Colin Powell comes off as a chump who should have resigned in November 2001, when he learned about the administration’s new policy on detainees from a news broadcast on television, and long before he delivered one of the most misleading speeches in American history, his rallying cry for war at the United Nations. Dick Cheney appears less a brooding presence and more a red-faced buffoon, which may well be how history comes to regard him. I was surprised, however, at how badly Condoleezza Rice appears in this historical record. Bergen makes it clear that she was at best misleading about the actions of the administration. For example, she testified that the White House was on high alert before 9/11, but, he dryly notes, “the historical record does not reflect this.” As secretary of state, Rice reassured us that “the United States has not transported anyone, and will not transport anyone, to a country when we believe he will be tortured” — a statement that Bergen says we now know to have been “demonstrably false.”
Yet Rice hardly stands out in an administration that confected the rationale for the invasion of Iraq out of a few stray rumors, stale leads and discredited reports. The only evidence Bush ever offered for a nexus between Iraqi weapons of mass destruction and Al Qaeda was based on information obtained though the interrogation of a Libyan militant that both the Defense Intelligence Agency and the C.I.A. had separately concluded was fabricated — well before the president used that information publicly.
Bergen’s treatment of the Afghan and Iraq wars is necessarily brief, given the scope of his subject. But even here he makes insightful points. He explains why Tora Bora, late in 2001, was the most important battle in the entire war on terror. And in his overview of the Iraq war, he shows how Al Qaeda and its allies were able to take advantage of modern communications. “If Vietnam had been the first television war, and the 1991 war to liberate Kuwait from Saddam Hussein’s armies had been the first cable news war, Iraq was the first Web war,” he notes in an aside that a smart graduate student could expand into a good doctoral dissertation.
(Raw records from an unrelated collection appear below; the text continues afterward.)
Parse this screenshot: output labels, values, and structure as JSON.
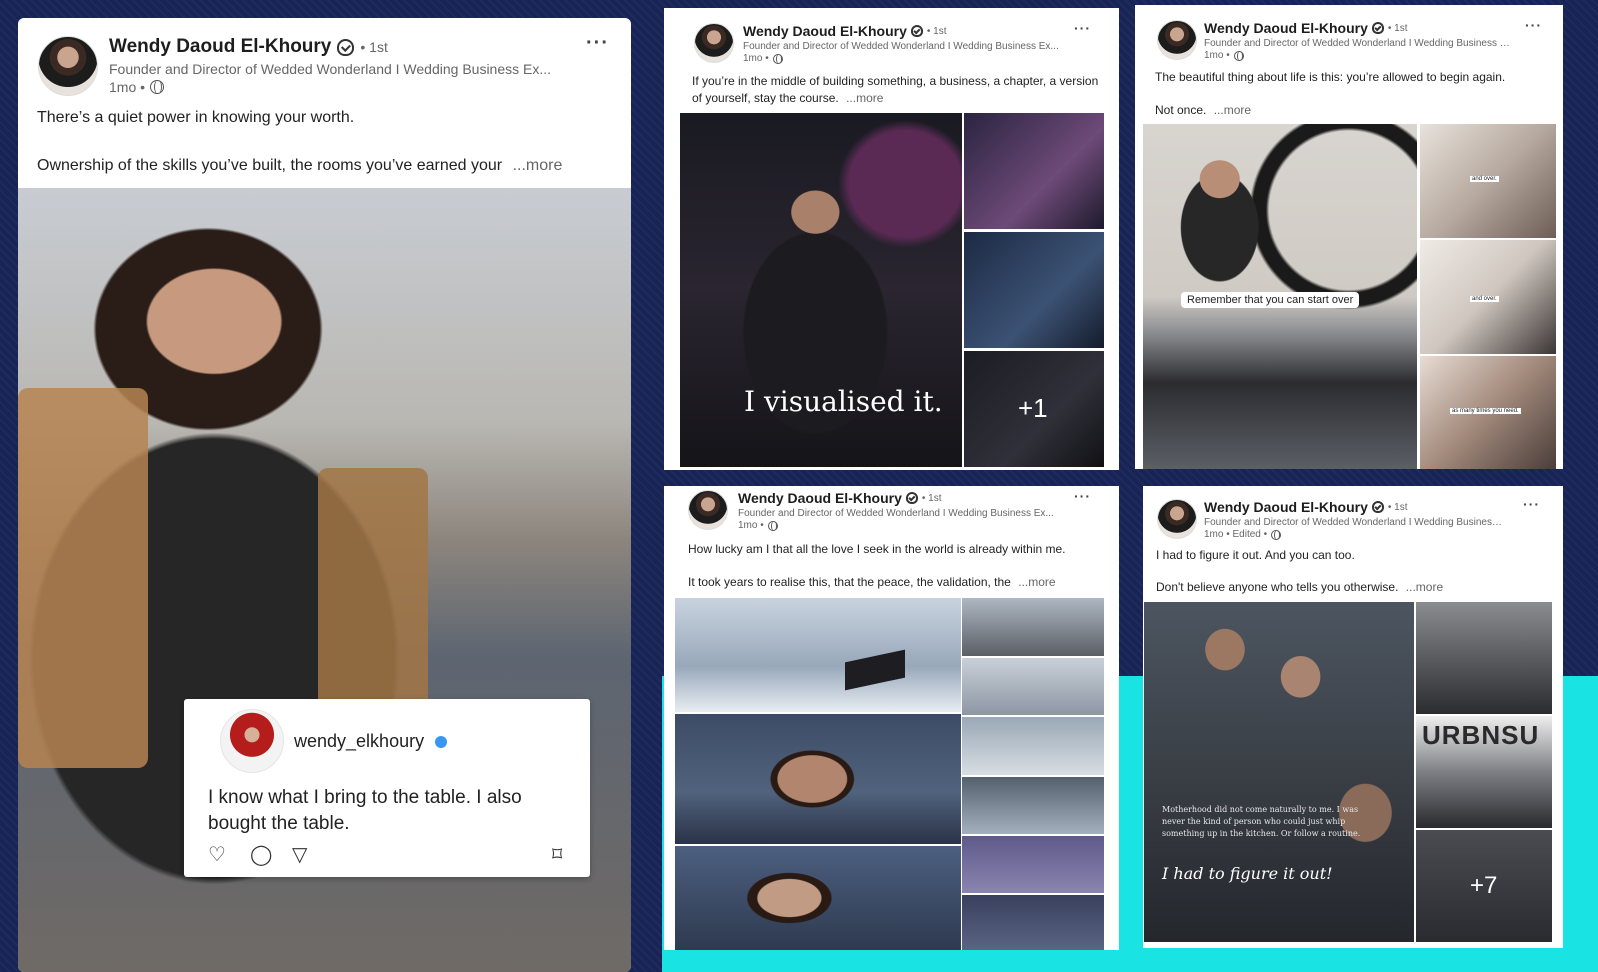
{
  "posts": [
    {
      "author": "Wendy Daoud El-Khoury",
      "degree": "• 1st",
      "headline": "Founder and Director of Wedded Wonderland I Wedding Business Ex...",
      "time": "1mo •",
      "line1": "There’s a quiet power in knowing your worth.",
      "line2": "Ownership of the skills you’ve built, the rooms you’ve earned your",
      "more": "...more",
      "ig": {
        "handle": "wendy_elkhoury",
        "quote": "I know what I bring to the table. I also bought the table."
      }
    },
    {
      "author": "Wendy Daoud El-Khoury",
      "degree": "• 1st",
      "headline": "Founder and Director of Wedded Wonderland I Wedding Business Ex...",
      "time": "1mo •",
      "line1": "If you’re in the middle of building something, a business, a chapter, a version",
      "line2": "of yourself, stay the course.",
      "more": "...more",
      "caption": "I visualised it.",
      "extra_count": "+1"
    },
    {
      "author": "Wendy Daoud El-Khoury",
      "degree": "• 1st",
      "headline": "Founder and Director of Wedded Wonderland I Wedding Business Ex...",
      "time": "1mo •",
      "line1": "The beautiful thing about life is this: you’re allowed to begin again.",
      "line2": "Not once.",
      "more": "...more",
      "caption": "Remember that you can start over",
      "small_captions": [
        "and over.",
        "and over.",
        "as many times you need."
      ]
    },
    {
      "author": "Wendy Daoud El-Khoury",
      "degree": "• 1st",
      "headline": "Founder and Director of Wedded Wonderland I Wedding Business Ex...",
      "time": "1mo •",
      "line1": "How lucky am I that all the love I seek in the world is already within me.",
      "line2": "It took years to realise this, that the peace, the validation, the",
      "more": "...more"
    },
    {
      "author": "Wendy Daoud El-Khoury",
      "degree": "• 1st",
      "headline": "Founder and Director of Wedded Wonderland I Wedding Business Ex...",
      "time": "1mo • Edited •",
      "line1": "I had to figure it out. And you can too.",
      "line2": "Don't believe anyone who tells you otherwise.",
      "more": "...more",
      "overlay_text": "Motherhood did not come naturally to me. I was never the kind of person who could just whip something up in the kitchen. Or follow a routine.",
      "script_text": "I had to figure it out!",
      "brand_text": "URBNSU",
      "extra_count": "+7"
    }
  ],
  "colors": {
    "background": "#182456",
    "accent_cyan": "#19e3e3",
    "ig_verified": "#3897f0"
  }
}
The book sometimes slows, especially when Bergen does what reporters call a notebook dump and walks us through his on-scene interviews with various participants. He also lapses occasionally into jarring usages, like “this was no longer your father’s Taliban.” But such flaws are minor, and are far outweighed by this ambitious book’s many strengths. “The Longest War” is one of the most important accounts on the subject to appear in years. But be warned: You will read it and weep.